What’s in a Prenup?
With their growing earning power and assets, more women are seeking prenups than ever. A prenuptial agreement is a contract that a couple signs before getting married to figure out finances in case of divorce. (Unmarried partners living together can sign a cohabitation agreement.) Prenups can cover:
- How to split finances
- Who gets to keep certain items
- How to divide a home fairly
- How debt gets divvied up
- Financial support for a spouse who gives up a career to raise kids
- How long a spouse and/or kids can stay in the house afterward
- Support payments including settlement or alimony
- Inheritance for kids from a previous marriage
Basically, anything that involves finances or possessions can enter a prenup. Schpoont remembers one client who aggressively fought for a “cheating clause”— whereby she’d be entitled to more if her husband cheated. The couple never made it to the aisle, though we applaud her pluck.
Read on to see if what you know about prenups is myth or reality.
Here are the top myths about prenups:
Myth #1: Prenup Means Betting Against Your Marriage.
Schpoont doesn’t think that a prenup has to take away the romance. “Making decisions while in love usually leads to more peaceable results in the end.” Schpoont has found that divorces with prenups often limit both the bad feelings and the legal fees. Nor does a prenup increase a relationship’s chances of divorce. If anything, prenups force both parties to talk openly about their finances from the get-go, which is a great thing.
Myth #2: Prenups Are Just For the Rich.
The perception that prenups are just a way for the wealthy to protect their assets is outdated. Couples with complicated assets such as business ownership or real estate, children from a previous marriage, or one spouse giving up a career to raise children can benefit from a prenup. In addition, divorces can get pricey and these agreements minimize painful and expensive fighting.
Myth #3: Once You’re Married, It’s Too Late.

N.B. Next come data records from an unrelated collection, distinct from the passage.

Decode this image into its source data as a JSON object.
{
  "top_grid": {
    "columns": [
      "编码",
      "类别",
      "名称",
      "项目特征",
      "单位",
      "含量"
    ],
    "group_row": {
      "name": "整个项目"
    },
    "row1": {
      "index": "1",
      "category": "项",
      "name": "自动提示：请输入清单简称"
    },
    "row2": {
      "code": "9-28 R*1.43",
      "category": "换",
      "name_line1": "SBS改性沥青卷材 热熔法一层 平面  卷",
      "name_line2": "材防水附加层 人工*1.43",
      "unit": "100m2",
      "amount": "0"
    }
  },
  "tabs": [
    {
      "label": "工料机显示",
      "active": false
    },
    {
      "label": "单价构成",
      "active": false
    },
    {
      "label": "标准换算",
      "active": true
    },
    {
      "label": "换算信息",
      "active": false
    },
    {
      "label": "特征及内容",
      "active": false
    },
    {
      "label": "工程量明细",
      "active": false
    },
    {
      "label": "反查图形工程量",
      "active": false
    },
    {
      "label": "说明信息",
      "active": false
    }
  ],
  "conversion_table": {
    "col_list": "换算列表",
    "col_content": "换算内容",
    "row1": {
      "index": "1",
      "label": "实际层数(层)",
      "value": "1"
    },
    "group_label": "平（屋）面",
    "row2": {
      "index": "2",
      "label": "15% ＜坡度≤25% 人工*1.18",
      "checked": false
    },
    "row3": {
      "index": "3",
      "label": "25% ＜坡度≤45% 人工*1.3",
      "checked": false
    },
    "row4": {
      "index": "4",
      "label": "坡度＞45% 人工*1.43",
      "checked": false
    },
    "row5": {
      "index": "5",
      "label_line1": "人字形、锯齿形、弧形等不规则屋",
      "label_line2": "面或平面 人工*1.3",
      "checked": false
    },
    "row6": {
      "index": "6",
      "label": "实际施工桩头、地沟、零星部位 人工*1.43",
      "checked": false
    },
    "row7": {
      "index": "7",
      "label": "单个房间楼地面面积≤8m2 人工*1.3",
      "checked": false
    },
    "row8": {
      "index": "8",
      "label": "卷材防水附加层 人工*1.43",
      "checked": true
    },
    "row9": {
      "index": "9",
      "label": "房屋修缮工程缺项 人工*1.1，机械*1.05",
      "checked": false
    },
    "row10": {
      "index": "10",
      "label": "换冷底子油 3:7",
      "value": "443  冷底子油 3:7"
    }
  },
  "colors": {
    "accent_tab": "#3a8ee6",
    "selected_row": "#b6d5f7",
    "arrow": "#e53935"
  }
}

Where there’s a pre, there’s a post. The only difference is when you sign the document. Wading the emotional waters of a financial contract may be trickier once you’re married, but Schpoont says postnups can be helpful in certain cases, i.e. when a spouse starts a business with partners, or to clarify who owns a particular piece of property that is acquired. Since you’re already married, make sure you discuss the issue with open minds, as a couple. And if dragging out the lawyers seems too heavy-handed once you’re married, having a signed document between you both is better than nothing.
Is a Prenup For You?
You should definitely consider one if:
- You make considerably more than your spouse.
- Your partner has a lot of debt and you don’t.
- You have kids from a previous marriage.
- You envision leaving the workforce to care for the children.
You may not want to consider pushing for one if your spouse makes considerably more than you (particularly if you live in a community property state, which allocates assets 50/50 upon divorce), or if you are both young, with relatively few assets, and make around the same amount — it’s not worth the attorneys’ fees.
Bottom Line: Prenups are nothing to be afraid of, and you should consider them an opportunity to clearly lay out financial plans in case worse comes to worst. In any case, we hope you enjoy a healthy, robust marriage—and fully discussing money plans is a great way to get there.